What is the Problem-Solving Model?
The Problem-Solving Brief Therapy Model is a means of evaluating challenges in life and strategizing ways to change the situation that has maintained the problem the client faces. By contextualizing the negative experience within the client’s interactions, we’re able to disrupt the status quo and bring positive change.
The seeds of the model was sown in Palo Alto, CA in the mid-fifties at the Mental Research Institute. Through its founders: Dick Fisch, Paul Watzlawick, John Weakland, Gregory Bateson, Jay Haley and Milton Erickson, the Problem-Solving Model turned the therapy world on its head.

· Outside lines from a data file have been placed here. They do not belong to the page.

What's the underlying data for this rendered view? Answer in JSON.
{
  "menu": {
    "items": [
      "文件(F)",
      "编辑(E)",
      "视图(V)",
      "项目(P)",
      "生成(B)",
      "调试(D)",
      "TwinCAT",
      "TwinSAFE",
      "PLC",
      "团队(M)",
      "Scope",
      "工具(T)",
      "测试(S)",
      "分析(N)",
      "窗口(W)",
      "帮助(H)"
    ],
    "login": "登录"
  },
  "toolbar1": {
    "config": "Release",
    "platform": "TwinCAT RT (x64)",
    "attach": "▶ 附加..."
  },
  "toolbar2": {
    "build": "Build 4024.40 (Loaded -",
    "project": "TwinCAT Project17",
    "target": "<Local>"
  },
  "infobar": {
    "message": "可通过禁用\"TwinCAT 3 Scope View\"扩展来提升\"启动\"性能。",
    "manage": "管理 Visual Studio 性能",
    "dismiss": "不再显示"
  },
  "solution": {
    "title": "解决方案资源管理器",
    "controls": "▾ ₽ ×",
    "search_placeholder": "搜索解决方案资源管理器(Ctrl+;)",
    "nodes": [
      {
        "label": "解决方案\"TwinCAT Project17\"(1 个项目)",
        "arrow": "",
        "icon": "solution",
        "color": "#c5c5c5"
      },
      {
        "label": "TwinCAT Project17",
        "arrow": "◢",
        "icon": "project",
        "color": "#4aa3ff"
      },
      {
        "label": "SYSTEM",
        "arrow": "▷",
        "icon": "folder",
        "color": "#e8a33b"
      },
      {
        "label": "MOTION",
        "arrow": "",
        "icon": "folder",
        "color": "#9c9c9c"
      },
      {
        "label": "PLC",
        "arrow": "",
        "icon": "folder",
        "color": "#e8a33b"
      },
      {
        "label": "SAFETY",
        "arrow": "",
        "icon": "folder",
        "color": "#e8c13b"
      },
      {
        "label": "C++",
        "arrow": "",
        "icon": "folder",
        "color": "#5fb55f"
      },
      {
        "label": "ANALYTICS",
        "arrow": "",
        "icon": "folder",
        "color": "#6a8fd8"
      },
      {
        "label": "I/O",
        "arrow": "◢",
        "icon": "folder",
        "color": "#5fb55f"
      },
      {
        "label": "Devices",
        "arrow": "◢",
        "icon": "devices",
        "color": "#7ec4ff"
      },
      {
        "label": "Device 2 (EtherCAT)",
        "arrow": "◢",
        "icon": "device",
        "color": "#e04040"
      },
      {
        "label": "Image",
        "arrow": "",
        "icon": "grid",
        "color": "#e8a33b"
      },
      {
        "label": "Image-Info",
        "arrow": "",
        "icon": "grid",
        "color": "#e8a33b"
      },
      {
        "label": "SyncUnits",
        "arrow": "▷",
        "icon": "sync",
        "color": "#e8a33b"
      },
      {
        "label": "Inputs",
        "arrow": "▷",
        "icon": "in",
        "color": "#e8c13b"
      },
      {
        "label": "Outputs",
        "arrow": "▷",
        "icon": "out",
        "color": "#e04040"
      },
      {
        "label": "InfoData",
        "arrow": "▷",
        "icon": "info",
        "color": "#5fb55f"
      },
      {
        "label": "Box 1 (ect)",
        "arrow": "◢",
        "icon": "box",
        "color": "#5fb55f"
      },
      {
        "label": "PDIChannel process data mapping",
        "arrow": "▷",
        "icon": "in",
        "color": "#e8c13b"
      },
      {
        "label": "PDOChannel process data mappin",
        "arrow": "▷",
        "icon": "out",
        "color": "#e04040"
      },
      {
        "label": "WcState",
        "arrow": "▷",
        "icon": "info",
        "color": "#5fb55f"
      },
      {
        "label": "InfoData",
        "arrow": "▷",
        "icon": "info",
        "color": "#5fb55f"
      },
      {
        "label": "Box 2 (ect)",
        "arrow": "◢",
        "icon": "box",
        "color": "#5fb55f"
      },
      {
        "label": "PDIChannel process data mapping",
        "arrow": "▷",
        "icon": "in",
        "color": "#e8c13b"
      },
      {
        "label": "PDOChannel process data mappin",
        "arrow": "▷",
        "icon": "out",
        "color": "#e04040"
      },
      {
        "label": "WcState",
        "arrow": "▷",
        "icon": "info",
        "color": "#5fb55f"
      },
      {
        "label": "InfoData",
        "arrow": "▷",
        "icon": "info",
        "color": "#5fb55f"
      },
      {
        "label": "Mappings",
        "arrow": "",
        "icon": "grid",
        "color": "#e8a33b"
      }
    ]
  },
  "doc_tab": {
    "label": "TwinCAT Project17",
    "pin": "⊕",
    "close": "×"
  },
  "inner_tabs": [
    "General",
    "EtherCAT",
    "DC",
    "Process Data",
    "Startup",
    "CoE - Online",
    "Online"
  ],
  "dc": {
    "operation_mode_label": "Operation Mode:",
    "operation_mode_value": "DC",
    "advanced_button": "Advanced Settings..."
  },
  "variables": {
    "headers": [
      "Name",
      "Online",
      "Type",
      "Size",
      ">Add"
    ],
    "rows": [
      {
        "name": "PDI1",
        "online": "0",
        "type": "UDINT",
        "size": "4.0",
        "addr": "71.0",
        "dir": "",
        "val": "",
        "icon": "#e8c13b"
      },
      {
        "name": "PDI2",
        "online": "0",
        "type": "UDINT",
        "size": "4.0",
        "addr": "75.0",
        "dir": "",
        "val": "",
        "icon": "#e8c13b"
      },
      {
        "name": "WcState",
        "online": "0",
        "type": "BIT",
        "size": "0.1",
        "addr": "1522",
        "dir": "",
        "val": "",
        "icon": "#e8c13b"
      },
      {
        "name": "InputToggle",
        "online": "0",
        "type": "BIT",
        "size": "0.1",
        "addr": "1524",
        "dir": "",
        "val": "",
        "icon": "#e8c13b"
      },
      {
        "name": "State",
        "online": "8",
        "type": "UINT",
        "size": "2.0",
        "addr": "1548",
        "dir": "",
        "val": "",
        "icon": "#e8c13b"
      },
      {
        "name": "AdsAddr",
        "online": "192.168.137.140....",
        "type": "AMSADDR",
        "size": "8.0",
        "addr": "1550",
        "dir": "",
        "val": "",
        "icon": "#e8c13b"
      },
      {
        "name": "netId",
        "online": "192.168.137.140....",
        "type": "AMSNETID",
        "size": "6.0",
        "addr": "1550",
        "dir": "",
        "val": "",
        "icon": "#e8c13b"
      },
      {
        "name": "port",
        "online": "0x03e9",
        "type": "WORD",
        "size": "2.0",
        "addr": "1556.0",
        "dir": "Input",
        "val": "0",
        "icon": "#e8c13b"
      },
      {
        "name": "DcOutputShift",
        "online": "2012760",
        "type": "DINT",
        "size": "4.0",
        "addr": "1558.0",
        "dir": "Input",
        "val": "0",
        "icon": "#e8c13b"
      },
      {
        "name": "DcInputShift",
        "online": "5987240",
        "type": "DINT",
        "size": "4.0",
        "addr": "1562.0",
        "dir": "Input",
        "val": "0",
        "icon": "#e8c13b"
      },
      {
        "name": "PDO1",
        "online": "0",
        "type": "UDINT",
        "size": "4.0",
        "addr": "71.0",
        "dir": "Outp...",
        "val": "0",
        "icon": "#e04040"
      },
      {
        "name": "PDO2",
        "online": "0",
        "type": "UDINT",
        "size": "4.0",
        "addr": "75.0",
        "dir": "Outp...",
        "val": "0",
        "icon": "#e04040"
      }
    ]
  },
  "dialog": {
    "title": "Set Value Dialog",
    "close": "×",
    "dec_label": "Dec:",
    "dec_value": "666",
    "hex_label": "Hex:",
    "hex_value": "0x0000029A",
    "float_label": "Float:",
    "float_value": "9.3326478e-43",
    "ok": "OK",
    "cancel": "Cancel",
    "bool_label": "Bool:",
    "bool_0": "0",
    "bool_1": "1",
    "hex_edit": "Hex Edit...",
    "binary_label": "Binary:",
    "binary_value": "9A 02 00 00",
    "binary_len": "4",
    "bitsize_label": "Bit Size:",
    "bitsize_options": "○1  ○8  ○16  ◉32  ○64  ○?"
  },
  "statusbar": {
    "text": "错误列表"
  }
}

This family therapy model prioritizes the problems that clients bring to the table instead of searching for explanations and enforcing diagnoses. When a client starts a conversation, it is because they have identified that something is wrong and they have to change. The Problem-Solving Model allows us to look at the here and now, recognize how the client’s actions and those of people around them are unwittingly perpetuating the negative results. Together the client and their therapist then look to the future by developing strategies to break this cycle and achieve positive change.
By allowing the client to drive the conversation, they immediately uncover opportunities to bring a positive change to their unique situation. The Problem-Solving Brief Therapy Model is applied in psychotherapy, business consultations and other human interaction situations by narrowing the focus of the work to something actionable, where the client can affect change in their environment. Our role as practitioners of the model is to leave the client with the tools to manage their lives in a more effective and results oriented way.
I highly recommend these resources for their in depth coverage of the Problem-Solving Model, its history, and its wide array of applications.